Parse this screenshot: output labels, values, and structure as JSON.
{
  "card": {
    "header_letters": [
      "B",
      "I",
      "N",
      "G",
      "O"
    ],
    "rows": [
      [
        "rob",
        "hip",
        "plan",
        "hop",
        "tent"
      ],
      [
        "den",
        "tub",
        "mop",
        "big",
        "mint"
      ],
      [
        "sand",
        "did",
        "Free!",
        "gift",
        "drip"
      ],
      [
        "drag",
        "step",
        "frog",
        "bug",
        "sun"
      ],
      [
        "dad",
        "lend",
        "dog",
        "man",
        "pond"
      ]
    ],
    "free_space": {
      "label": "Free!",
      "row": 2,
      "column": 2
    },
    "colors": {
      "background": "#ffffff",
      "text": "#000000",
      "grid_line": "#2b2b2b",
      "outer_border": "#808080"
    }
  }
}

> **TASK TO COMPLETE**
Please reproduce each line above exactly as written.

> **WRITTEN ANSWER**
Parse this screenshot: output labels, values, and structure as JSON.
{
  "card": {
    "header_letters": [
      "B",
      "I",
      "N",
      "G",
      "O"
    ],
    "rows": [
      [
        "rob",
        "hip",
        "plan",
        "hop",
        "tent"
      ],
      [
        "den",
        "tub",
        "mop",
        "big",
        "mint"
      ],
      [
        "sand",
        "did",
        "Free!",
        "gift",
        "drip"
      ],
      [
        "drag",
        "step",
        "frog",
        "bug",
        "sun"
      ],
      [
        "dad",
        "lend",
        "dog",
        "man",
        "pond"
      ]
    ],
    "free_space": {
      "label": "Free!",
      "row": 2,
      "column": 2
    },
    "colors": {
      "background": "#ffffff",
      "text": "#000000",
      "grid_line": "#2b2b2b",
      "outer_border": "#808080"
    }
  }
}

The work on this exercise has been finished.